Anyway, author Alden Bell - pen name of Joshua Gaylord - is a newcomer to the genre, and by way of welcome fellow Tor author Mark Charan Newton has conducted a substantial online chat with him:
Mark: You get no sympathies from me living in Orange County, dude. But that’s an interesting disconnection between yourself and the American Dream. Whereas so many of the Great American Novels that I’ve read almost celebrate the iconic, Reapers almost came across as if you were writing the anti-American Novel – a literal and assiduous destruction of its landscape and humanity. Noting the psychology there, was that a conscious decision? Or does it come down to the simple fact that you just dig zombies?

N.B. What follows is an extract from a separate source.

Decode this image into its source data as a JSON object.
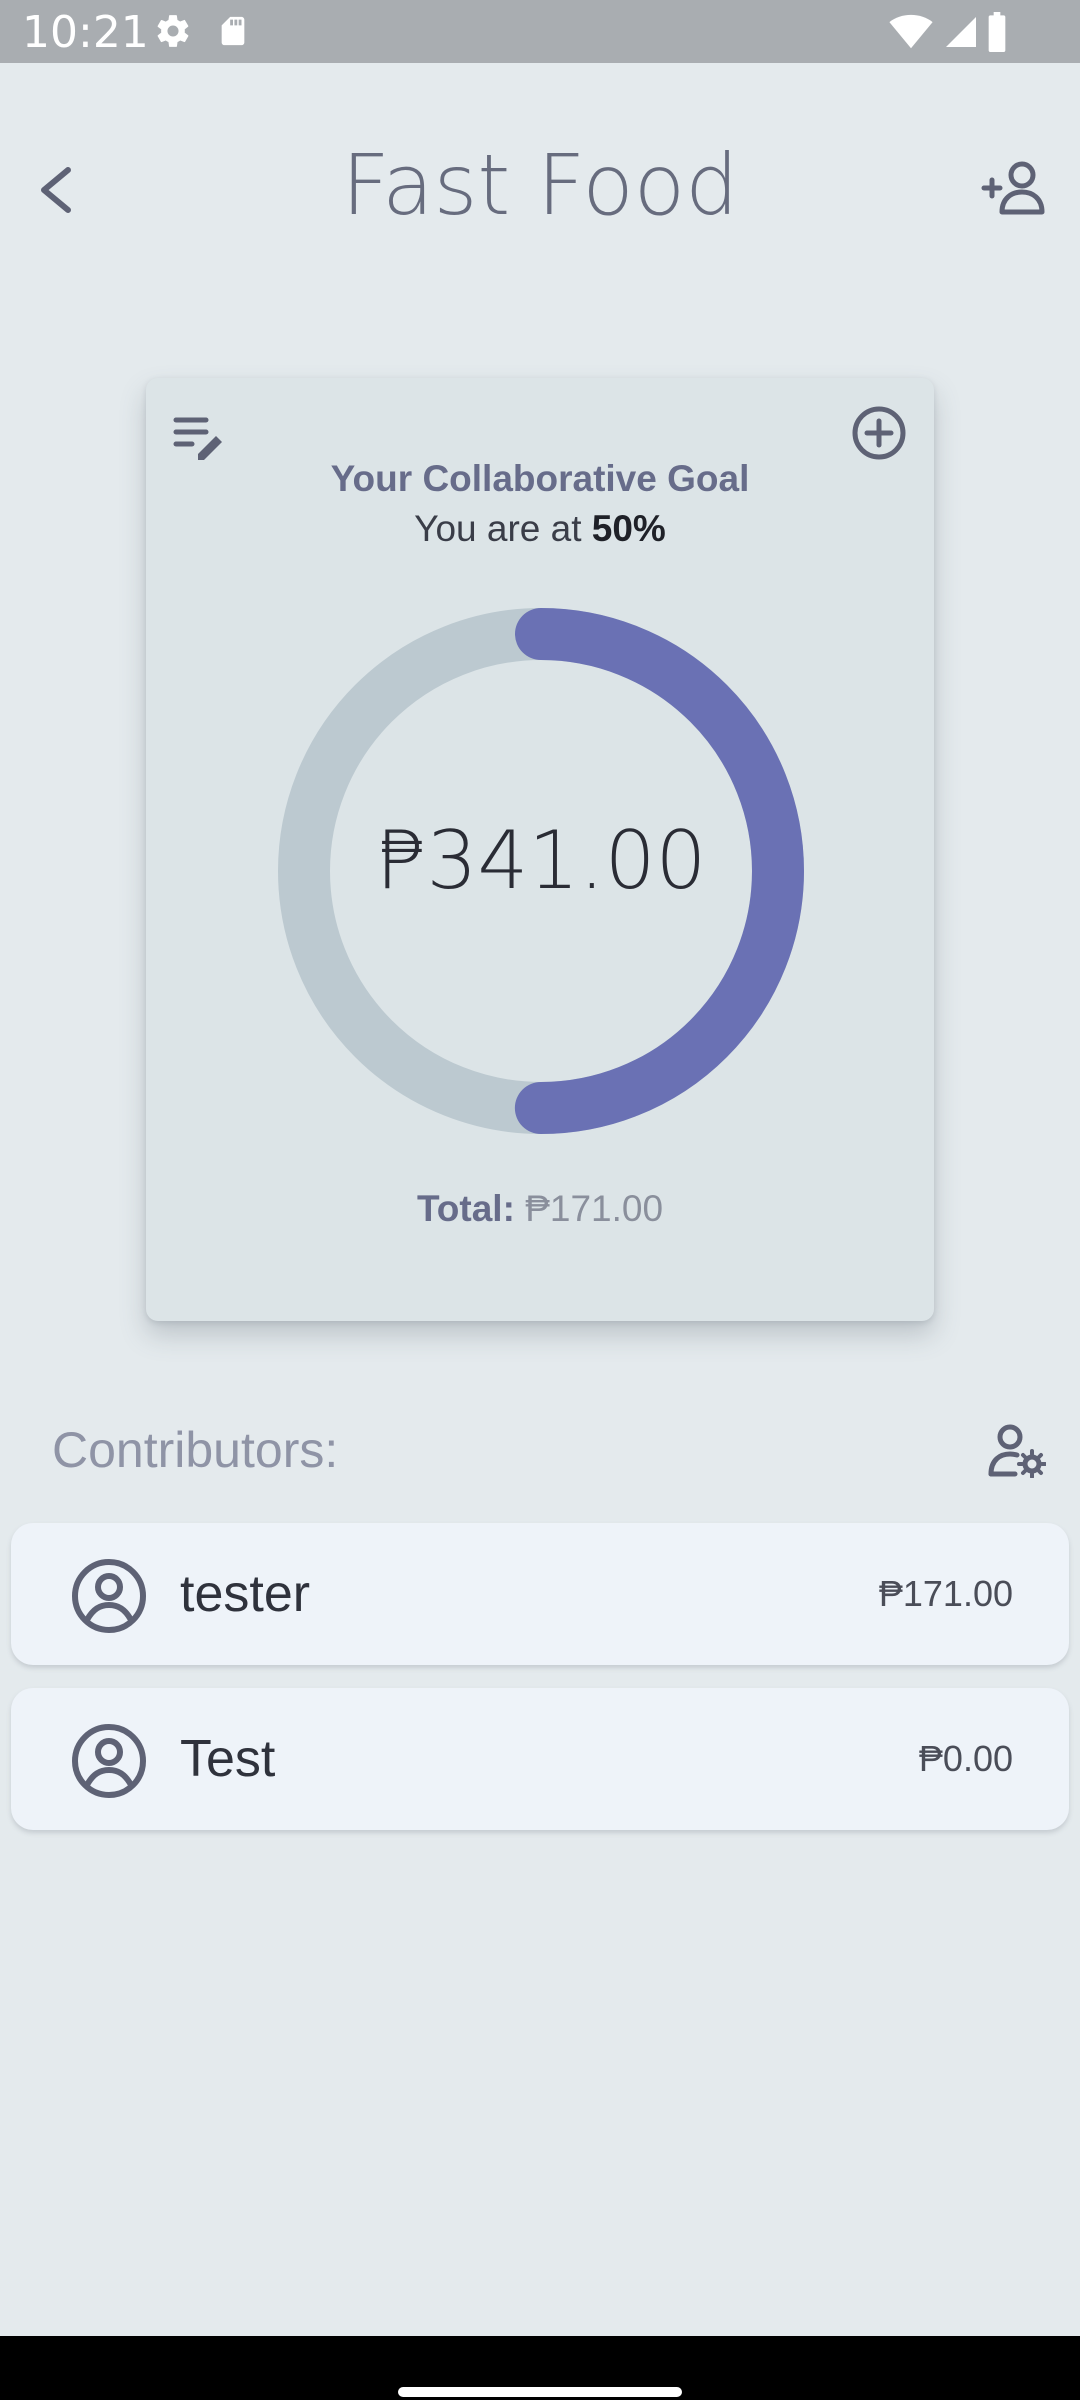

Alden: Okay – I’m gonna to have to go all English teacher on you. There’s a great passage at the end of Gatsby where the narrator imagines the first settlers coming to the New World and finding themselves “face to face for the last time in history with something commensurate to [their] capacity for wonder.” What he’s talking about, I think, is the dangerous diminishment of the American Dream. It used to be about building societies up from scratch, recreating your identity out of nothing, inventing whole new worlds. Now that those new worlds are built, the only things left to strive for are vacations to Aruba and memberships to the right country clubs. Fitzgerald knew it: we still have the instinct to dream but not much left to dream for – which creates a dangerous disconnect. So the apocalypse in Reapers does destroy America, but it also resets it to its original promise. It becomes, once again, a landscape where you can build things from scratch. So it’s anti- and pro-American Dream at the same time. And the zombies? To me, they’re like cilantro – if I can figure out a way to add them into the mix, I’ll do it.

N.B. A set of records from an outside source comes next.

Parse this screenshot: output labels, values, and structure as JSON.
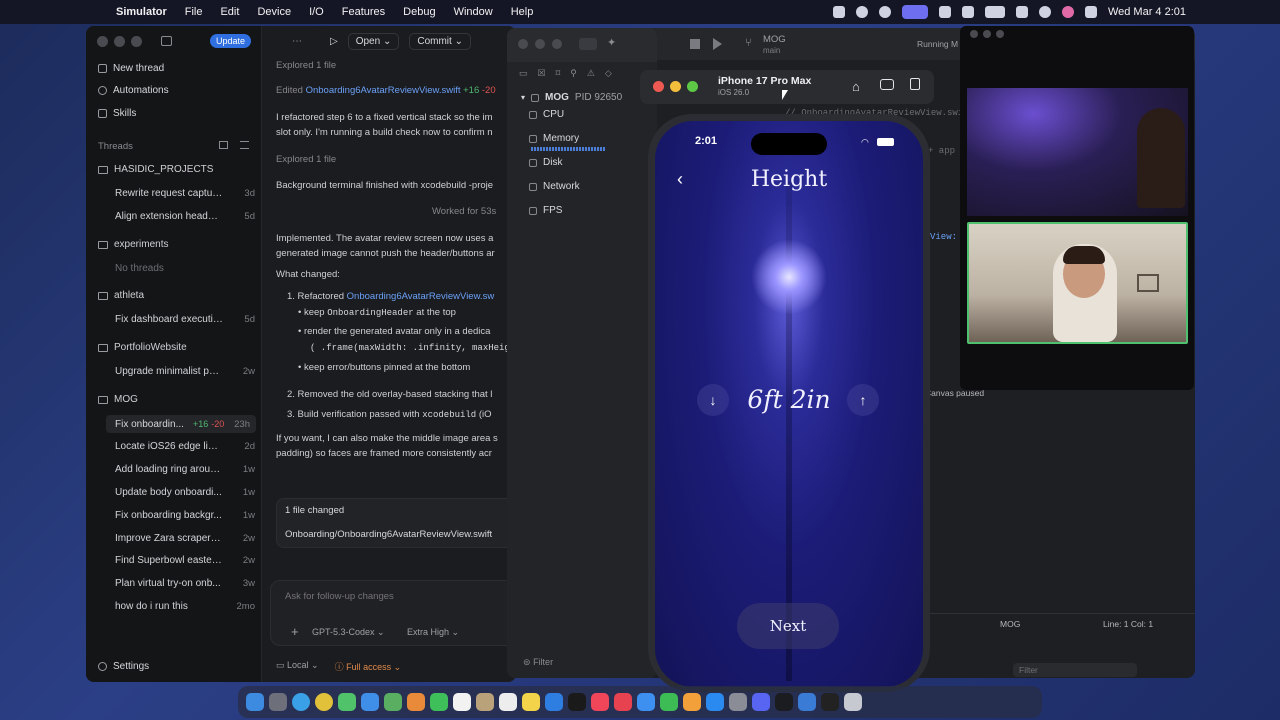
{
  "menubar": {
    "app": "Simulator",
    "items": [
      "File",
      "Edit",
      "Device",
      "I/O",
      "Features",
      "Debug",
      "Window",
      "Help"
    ],
    "clock": "Wed Mar 4  2:01"
  },
  "codex": {
    "update_label": "Update",
    "nav": {
      "new_thread": "New thread",
      "automations": "Automations",
      "skills": "Skills"
    },
    "threads_heading": "Threads",
    "groups": [
      {
        "name": "HASIDIC_PROJECTS",
        "threads": [
          {
            "title": "Rewrite request captur...",
            "age": "3d"
          },
          {
            "title": "Align extension header...",
            "age": "5d"
          }
        ]
      },
      {
        "name": "experiments",
        "empty": "No threads"
      },
      {
        "name": "athleta",
        "threads": [
          {
            "title": "Fix dashboard executio...",
            "age": "5d"
          }
        ]
      },
      {
        "name": "PortfolioWebsite",
        "threads": [
          {
            "title": "Upgrade minimalist por...",
            "age": "2w"
          }
        ]
      },
      {
        "name": "MOG",
        "threads": [
          {
            "title": "Fix onboardin...",
            "plus": "+16",
            "minus": "-20",
            "age": "23h"
          },
          {
            "title": "Locate iOS26 edge ligh...",
            "age": "2d"
          },
          {
            "title": "Add loading ring aroun...",
            "age": "1w"
          },
          {
            "title": "Update body onboardi...",
            "age": "1w"
          },
          {
            "title": "Fix onboarding backgr...",
            "age": "1w"
          },
          {
            "title": "Improve Zara scraper s...",
            "age": "2w"
          },
          {
            "title": "Find Superbowl easter ...",
            "age": "2w"
          },
          {
            "title": "Plan virtual try-on onb...",
            "age": "3w"
          },
          {
            "title": "how do i run this",
            "age": "2mo"
          }
        ]
      }
    ],
    "settings": "Settings",
    "toolbar": {
      "open": "Open",
      "commit": "Commit"
    },
    "main": {
      "explored1": "Explored 1 file",
      "edited_prefix": "Edited ",
      "edited_file": "Onboarding6AvatarReviewView.swift",
      "edited_plus": "+16",
      "edited_minus": "-20",
      "para1_l1": "I refactored step 6 to a fixed vertical stack so the im",
      "para1_l2": "slot only. I'm running a build check now to confirm n",
      "explored2": "Explored 1 file",
      "bg_terminal": "Background terminal finished with xcodebuild -proje",
      "worked": "Worked for 53s",
      "impl_l1": "Implemented. The avatar review screen now uses a",
      "impl_l2": "generated image cannot push the header/buttons ar",
      "what_changed": "What changed:",
      "li1_prefix": "1. Refactored ",
      "li1_link": "Onboarding6AvatarReviewView.sw",
      "sub1_pre": "keep ",
      "sub1_code": "OnboardingHeader",
      "sub1_post": " at the top",
      "sub2": "render the generated avatar only in a dedica",
      "sub2_code": "( .frame(maxWidth: .infinity, maxHeig",
      "sub3": "keep error/buttons pinned at the bottom",
      "li2": "2. Removed the old overlay-based stacking that l",
      "li3_pre": "3. Build verification passed with ",
      "li3_code": "xcodebuild",
      "li3_post": " (iO",
      "tail_l1": "If you want, I can also make the middle image area s",
      "tail_l2": "padding) so faces are framed more consistently acr",
      "files_changed": "1 file changed",
      "changed_path": "Onboarding/Onboarding6AvatarReviewView.swift",
      "composer_placeholder": "Ask for follow-up changes",
      "model": "GPT-5.3-Codex",
      "effort": "Extra High",
      "env": "Local",
      "access": "Full access"
    }
  },
  "instruments": {
    "process": "MOG",
    "pid": "PID 92650",
    "gauges": [
      "CPU",
      "Memory",
      "Disk",
      "Network",
      "FPS"
    ],
    "filter": "Filter"
  },
  "xcode": {
    "scheme": "MOG",
    "branch": "main",
    "running": "Running M",
    "code_l1": "// OnboardingAvatarReviewView.swi",
    "code_l2": "+ app",
    "code_l3": "View:",
    "canvas": "Canvas paused",
    "status_scheme": "MOG",
    "line_col": "Line: 1  Col: 1",
    "filter": "Filter"
  },
  "simulator": {
    "device": "iPhone 17 Pro Max",
    "os": "iOS 26.0",
    "time": "2:01",
    "screen_title": "Height",
    "height_value": "6ft 2in",
    "next_label": "Next"
  }
}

It's a really interesting conversation, with a refreshingly natural feel, so do check it out.